To this day, Harris’ claims are still a matter of debate among psychologists, but it can’t be denied that peers play at least some role in our kids’ behaviors. In an interview with Scientific American, Harris puts it in perspective: “I’ve put together a lot of evidence showing that children learn at home how to behave at home (that’s where parents do have power!), and they learn outside the home how to behave outside the home.”
Why does this matter?
If there is, in fact, a dual influence going on in a child’s life (i.e., parent versus peers), then it follows that children may be particularly vulnerable to the influence of their peers in a divorce situation. When the child’s home life is upended, the parents’ influence may be weakened, creating a void that can be filled by peer pressure. This could even account for why some children tend to get into more trouble with their friends during and after a divorce.
How can you protect them?
Of course, you can’t isolate your children from their peers, nor would that be a healthy option. The key to keeping peer pressure in its rightful place is not to abdicate your own place of influence as a parent. As difficult as it may be for you, your children need you to be emotionally present, now more than ever. The safer and more stable they feel at home, the less vulnerable they will be to external pressures. Spending quality time with your children is a critical part of protecting them.
Turning it around for good
Remember, peer pressure works in both directions. Thus, another key to combating the negative effects of peer influence is to begin training your children to be influencers, rather than the influenced—to lead, rather than follow.
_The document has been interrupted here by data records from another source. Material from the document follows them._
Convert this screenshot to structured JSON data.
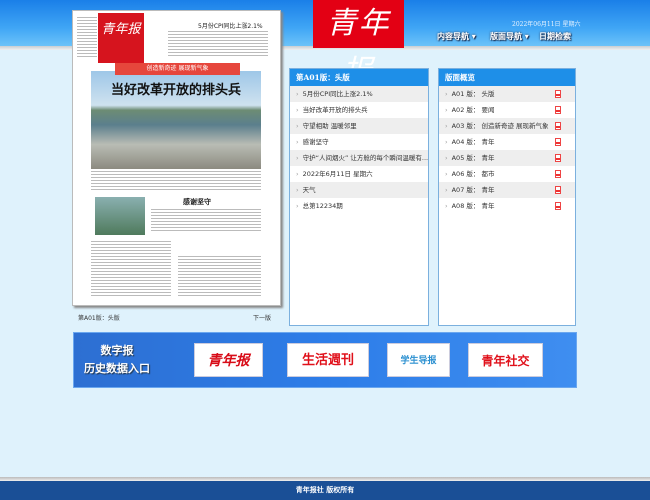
{
  "header": {
    "logo": "青年报",
    "date": "2022年06月11日 星期六",
    "nav": [
      "内容导航",
      "版面导航",
      "日期检索"
    ]
  },
  "paper": {
    "headline": "当好改革开放的排头兵",
    "top_story": "5月份CPI同比上涨2.1%",
    "banner": "创造新奇迹 展现新气象",
    "section_title": "感谢坚守",
    "label": "第A01版：头版",
    "next": "下一版"
  },
  "articles": {
    "title": "第A01版：头版",
    "items": [
      "5月份CPI同比上涨2.1%",
      "当好改革开放的排头兵",
      "守望相助 温暖邻里",
      "感谢坚守",
      "守护“人间烟火” 让方舱的每个瞬间温暖有...",
      "2022年6月11日 星期六",
      "天气",
      "总第12234期"
    ]
  },
  "pages": {
    "title": "版面概览",
    "items": [
      "A01 版：  头版",
      "A02 版：  要闻",
      "A03 版：  创造新奇迹 展现新气象",
      "A04 版：  青年",
      "A05 版：  青年",
      "A06 版：  都市",
      "A07 版：  青年",
      "A08 版：  青年"
    ]
  },
  "banner": {
    "line1": "数字报",
    "line2": "历史数据入口",
    "logos": [
      "青年报",
      "生活週刊",
      "学生导报",
      "青年社交"
    ]
  },
  "footer": "青年报社  版权所有"
}
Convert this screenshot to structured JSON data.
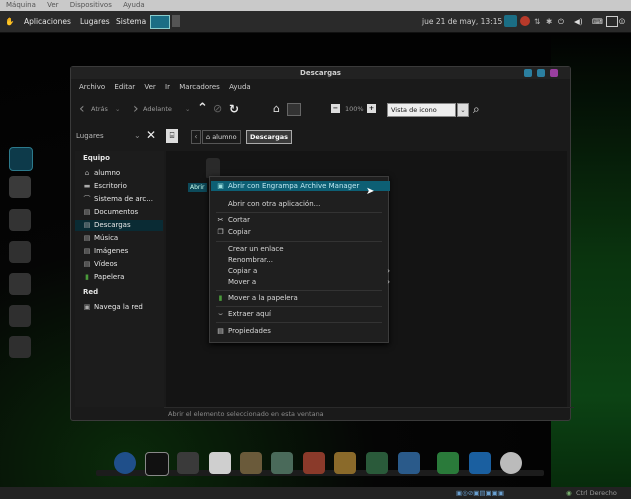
{
  "vm_menu": [
    "Máquina",
    "Ver",
    "Dispositivos",
    "Ayuda"
  ],
  "top_panel": {
    "menus": [
      "Aplicaciones",
      "Lugares",
      "Sistema"
    ],
    "clock": "jue 21 de may, 13:15"
  },
  "window": {
    "title": "Descargas",
    "menubar": [
      "Archivo",
      "Editar",
      "Ver",
      "Ir",
      "Marcadores",
      "Ayuda"
    ],
    "toolbar": {
      "back_label": "Atrás",
      "forward_label": "Adelante",
      "zoom_level": "100%",
      "view_mode": "Vista de icono"
    },
    "location": {
      "places_label": "Lugares",
      "crumbs": [
        "alumno",
        "Descargas"
      ]
    },
    "sidebar": {
      "sections": [
        {
          "title": "Equipo",
          "items": [
            {
              "icon": "home-icon",
              "label": "alumno"
            },
            {
              "icon": "desktop-icon",
              "label": "Escritorio"
            },
            {
              "icon": "drive-icon",
              "label": "Sistema de arc..."
            },
            {
              "icon": "folder-icon",
              "label": "Documentos"
            },
            {
              "icon": "download-folder-icon",
              "label": "Descargas",
              "selected": true
            },
            {
              "icon": "music-folder-icon",
              "label": "Música"
            },
            {
              "icon": "pictures-folder-icon",
              "label": "Imágenes"
            },
            {
              "icon": "videos-folder-icon",
              "label": "Vídeos"
            },
            {
              "icon": "trash-icon",
              "label": "Papelera"
            }
          ]
        },
        {
          "title": "Red",
          "items": [
            {
              "icon": "network-icon",
              "label": "Navega la red"
            }
          ]
        }
      ]
    },
    "file": {
      "label": "Abrir"
    },
    "status": "Abrir el elemento seleccionado en esta ventana"
  },
  "context_menu": [
    {
      "icon": "archive-manager-icon",
      "label": "Abrir con Engrampa Archive Manager",
      "highlighted": true
    },
    {
      "label": "Abrir con otra aplicación..."
    },
    {
      "separator": true
    },
    {
      "icon": "cut-icon",
      "label": "Cortar"
    },
    {
      "icon": "copy-icon",
      "label": "Copiar"
    },
    {
      "separator": true
    },
    {
      "label": "Crear un enlace"
    },
    {
      "label": "Renombrar..."
    },
    {
      "label": "Copiar a",
      "submenu": true
    },
    {
      "label": "Mover a",
      "submenu": true
    },
    {
      "separator": true
    },
    {
      "icon": "trash-icon",
      "label": "Mover a la papelera"
    },
    {
      "separator": true
    },
    {
      "icon": "extract-icon",
      "label": "Extraer aquí"
    },
    {
      "separator": true
    },
    {
      "icon": "properties-icon",
      "label": "Propiedades"
    }
  ],
  "bottom_panel": {
    "host_key": "Ctrl Derecho"
  },
  "colors": {
    "highlight": "#0d5f74",
    "selection": "#0a2b34",
    "panel": "#2a2a2a"
  }
}
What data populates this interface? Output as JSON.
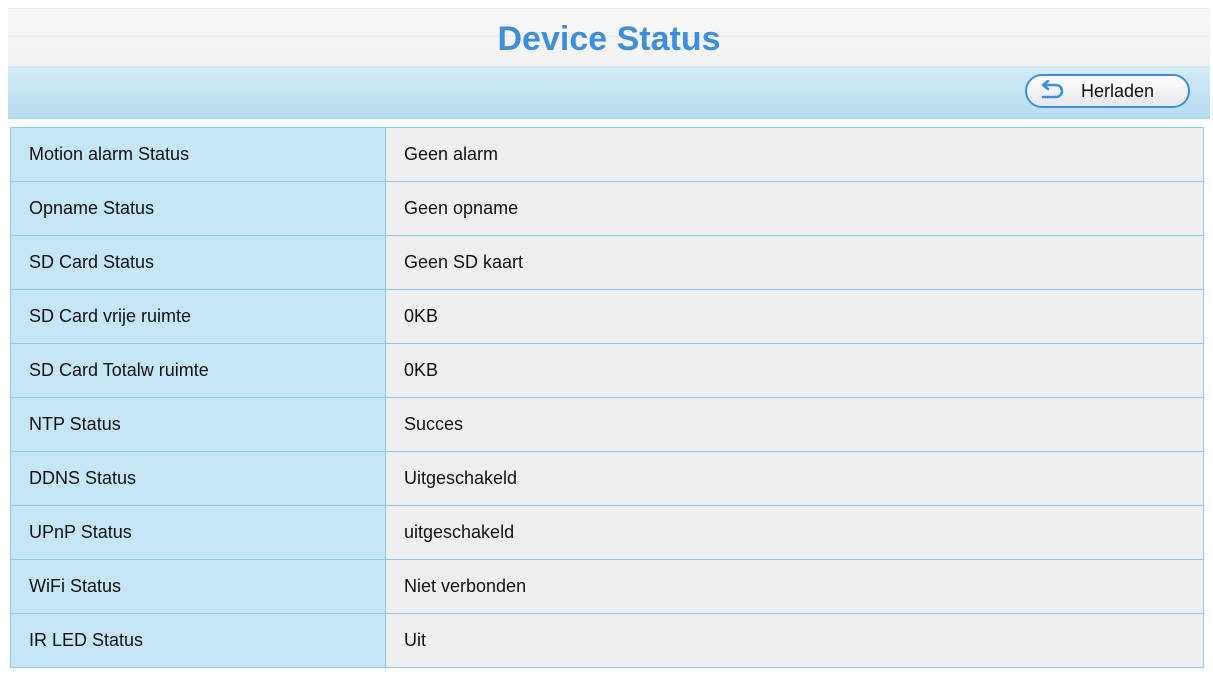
{
  "header": {
    "title": "Device Status"
  },
  "toolbar": {
    "reload_label": "Herladen",
    "reload_icon": "undo-arrow-icon"
  },
  "status_rows": [
    {
      "label": "Motion alarm Status",
      "value": "Geen alarm"
    },
    {
      "label": "Opname Status",
      "value": "Geen opname"
    },
    {
      "label": "SD Card Status",
      "value": "Geen SD kaart"
    },
    {
      "label": "SD Card vrije ruimte",
      "value": "0KB"
    },
    {
      "label": "SD Card Totalw ruimte",
      "value": "0KB"
    },
    {
      "label": "NTP Status",
      "value": "Succes"
    },
    {
      "label": "DDNS Status",
      "value": "Uitgeschakeld"
    },
    {
      "label": "UPnP Status",
      "value": "uitgeschakeld"
    },
    {
      "label": "WiFi Status",
      "value": "Niet verbonden"
    },
    {
      "label": "IR LED Status",
      "value": "Uit"
    }
  ],
  "colors": {
    "title": "#3f8fd8",
    "label_cell_bg": "#c5e6f7",
    "value_cell_bg": "#eeeeee",
    "border": "#8fc6e6"
  }
}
Through regular affirmation and by encouraging their individuality, you can instill self-confidence in your children so they are more inclined to be a positive influence on their peers, rather than the other way around.